According to Amnesty UK, homosexuality is illegal in 35 African countries–with the death penalty being imposed in Mauritania, Sudan, Northern Nigeria and Southern Somalia. Despite this, queer African creatives are going against the grain and are sharing their art with the world. Here are 10 brave African lgbtq creatives that you should know!
FAKA is a South African musical duo composed of Fela Gucci (Thato Ramaisa) and Desire Marea (Buyani Duma). They are a sexually fluid, non-binary combo whose art is a medium that displays the realities of young LGBTQ South Africans. FAKA was invited by Donatella Versace to Milan to attend the Versace SS19 menswear show. Their track “Uyang’khumbula” opened up the show.
Fayth is a 26-year-old Kenyan artist who identifies as a non-binary lesbian. Her work touches on the subject of sexual orientation and queer identity. She strives to shed light on Nairobi’s LGBTQ community and art scene.
Gape Khudu is a 21-year-old non-binary creative and LGBTQ activist from Botswana. In 2016, he created the viral hashtag #BoysInSkirts to influence a change in Botswana’s views on gender conformity. This has since become an online movement that has garnered a large following on social media. Khudu often takes to the streets of Gaborone in skirts and dress as a form of sartorial activism.
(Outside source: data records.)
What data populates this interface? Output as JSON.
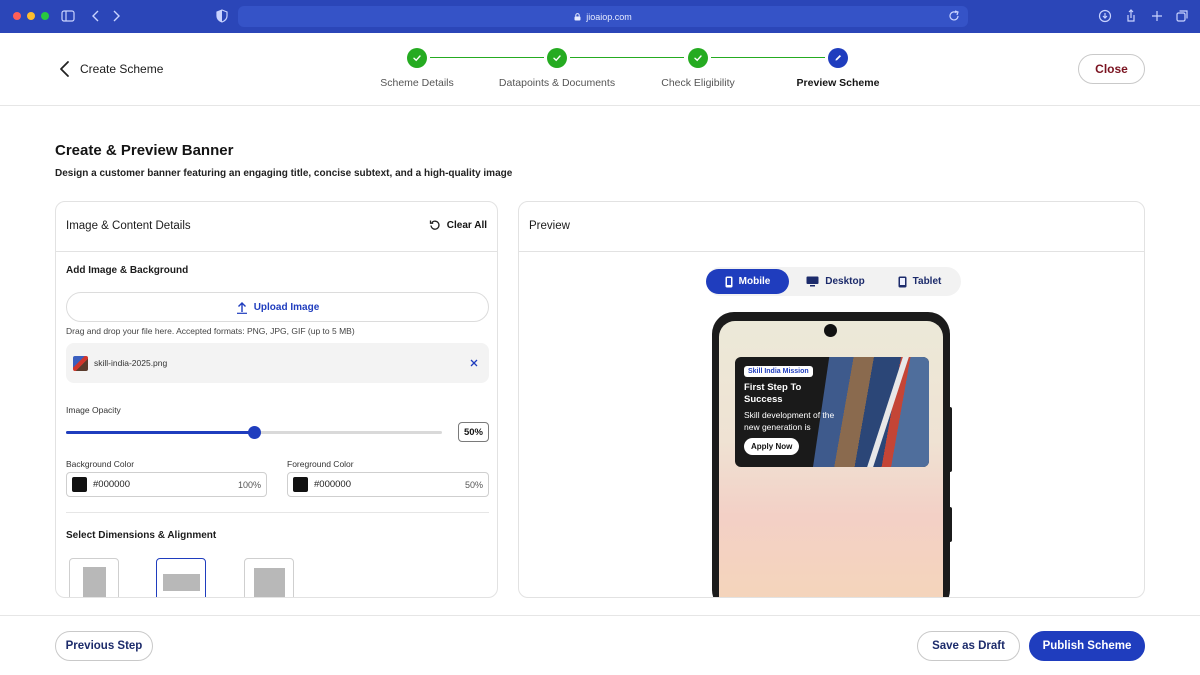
{
  "browser": {
    "url": "jioaiop.com"
  },
  "header": {
    "title": "Create Scheme",
    "close_label": "Close",
    "steps": [
      {
        "label": "Scheme Details",
        "state": "done"
      },
      {
        "label": "Datapoints & Documents",
        "state": "done"
      },
      {
        "label": "Check Eligibility",
        "state": "done"
      },
      {
        "label": "Preview Scheme",
        "state": "active"
      }
    ]
  },
  "page": {
    "title": "Create & Preview Banner",
    "subtitle": "Design a customer banner featuring an engaging title, concise subtext, and a high-quality image"
  },
  "details": {
    "title": "Image & Content Details",
    "clear_all": "Clear All",
    "image_section": "Add Image & Background",
    "upload_label": "Upload Image",
    "upload_hint": "Drag and drop your file here. Accepted formats: PNG, JPG, GIF (up to 5 MB)",
    "file_name": "skill-india-2025.png",
    "opacity_label": "Image Opacity",
    "opacity_value": "50%",
    "opacity_fraction": 0.5,
    "background": {
      "label": "Background Color",
      "hex": "#000000",
      "percent": "100%"
    },
    "foreground": {
      "label": "Foreground Color",
      "hex": "#000000",
      "percent": "50%"
    },
    "dimensions_section": "Select Dimensions & Alignment"
  },
  "preview": {
    "title": "Preview",
    "tabs": [
      {
        "label": "Mobile",
        "icon": "mobile-icon",
        "active": true
      },
      {
        "label": "Desktop",
        "icon": "desktop-icon",
        "active": false
      },
      {
        "label": "Tablet",
        "icon": "tablet-icon",
        "active": false
      }
    ],
    "banner": {
      "tag": "Skill India Mission",
      "title": "First Step To Success",
      "description": "Skill development of the new generation is",
      "cta": "Apply Now"
    }
  },
  "footer": {
    "previous": "Previous Step",
    "draft": "Save as Draft",
    "publish": "Publish Scheme"
  },
  "colors": {
    "primary": "#1f3dbe",
    "success": "#25ab21",
    "close_text": "#7a1320"
  }
}
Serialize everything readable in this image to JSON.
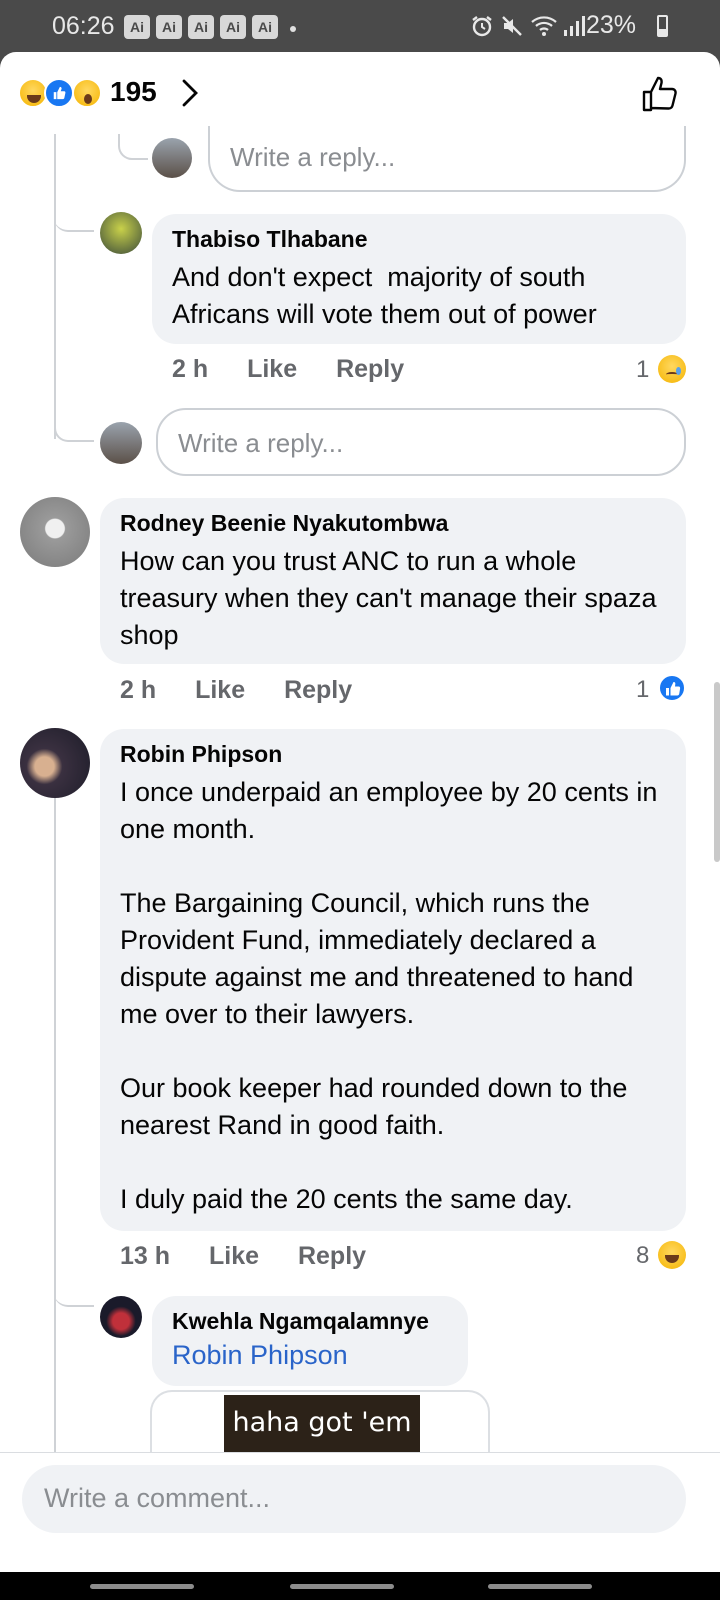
{
  "status_bar": {
    "time": "06:26",
    "ai_badges": [
      "Ai",
      "Ai",
      "Ai",
      "Ai",
      "Ai"
    ],
    "battery": "23%"
  },
  "header": {
    "reactions": [
      "haha-icon",
      "like-icon",
      "wow-icon"
    ],
    "reaction_count": "195"
  },
  "thread": {
    "reply_placeholder_top": "Write a reply...",
    "comment1": {
      "author": "Thabiso Tlhabane",
      "text": "And don't expect  majority of south Africans will vote them out of power",
      "time": "2 h",
      "like": "Like",
      "reply": "Reply",
      "reaction_count": "1",
      "reaction_icon": "sad-icon"
    },
    "reply_placeholder_mid": "Write a reply...",
    "comment2": {
      "author": "Rodney Beenie Nyakutombwa",
      "text": "How can you trust ANC to run a whole treasury when they can't manage their spaza shop",
      "time": "2 h",
      "like": "Like",
      "reply": "Reply",
      "reaction_count": "1",
      "reaction_icon": "like-icon"
    },
    "comment3": {
      "author": "Robin Phipson",
      "text": "I once underpaid an employee by 20 cents in one month.\n\nThe Bargaining Council, which runs the Provident Fund, immediately declared a dispute against me and threatened to hand me over to their lawyers.\n\nOur book keeper had rounded down to the nearest Rand in good faith.\n\nI duly paid the 20 cents the same day.",
      "time": "13 h",
      "like": "Like",
      "reply": "Reply",
      "reaction_count": "8",
      "reaction_icon": "haha-icon"
    },
    "comment4": {
      "author": "Kwehla Ngamqalamnye",
      "mention": "Robin Phipson",
      "gif_caption": "haha got 'em"
    }
  },
  "footer": {
    "comment_placeholder": "Write a comment..."
  },
  "colors": {
    "link": "#2a64c9",
    "like_blue": "#1877f2",
    "bubble": "#f0f2f5"
  }
}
D-lain is a Malagasy gospel singer who has translated into becoming an instant LGBTQ icon. He became a queer national hero after a video of him kissing his fiance, a gay man, was posted by someone else on Facebook. D-lain currently lives in Corsica, France.
Adejoke is a Nigerian-American visual artist and LGBTQ activist. Her art work focuses on the intersections of race, gender, religion and sex politics. Her work is displayed in a number of American and African museums as well as galleries. Her 2015 work A Queer African Spirit was inspired by the public whipping of Mubarak Ibrahim, a Muslim man from Northern Nigeria who was convicted of sodomy.
Kudzani-Violet is a Zimbabwean artist who is currently based in Britain. Her first solo painting exhibition, If You Keep Going South You’ll Meet Yourself showed at the Tyburn Gallery in London. Her works are inspired by the experiences of the African diaspora and its many cultures. It conveys the contradictions and the hardships of the struggle for LGBTQ rights.
This photographer from Ghana explores the complexities and contradictions of queer life in West Africa, specifically Ghana. He explores the “othering” of LGBTQ people. The subjects of his work are his friends and acquaintances.
Just Like Us(2016) by Eric Gyamfi
Julie is an Ethiopian born artist who currently resides in America with her wife and 2 sons. She creates large scale pieces, some as large as tennis courts. Her work ranks her amongst the top 10 of the most expensive living female artists. In 2013 her painting was auctioned off for $4.6 million .
Edward is a Ghanaian born British stylist and fashion guru. He is currently the editor-in-chief of British Vogue. He started out as a model for i-D Magazine and eventually worked his way up in the industry. Enniful is considered fashion royalty and has worked with many fashion icons including Naomi Campbell, Kate Moss and Pat MacGrath.
Uzoechi Osisioma Emenike aka Mnek is a 23-year-old multi-award winning singer-songwriter. He has written songs for many industry giants including, Beyoncé. He has also worked with numerous artists such as Zara Larson, Diplo and Madonna. His song “Colour” with Hailee Steinfeld is a new anthem within the LGBTQ community.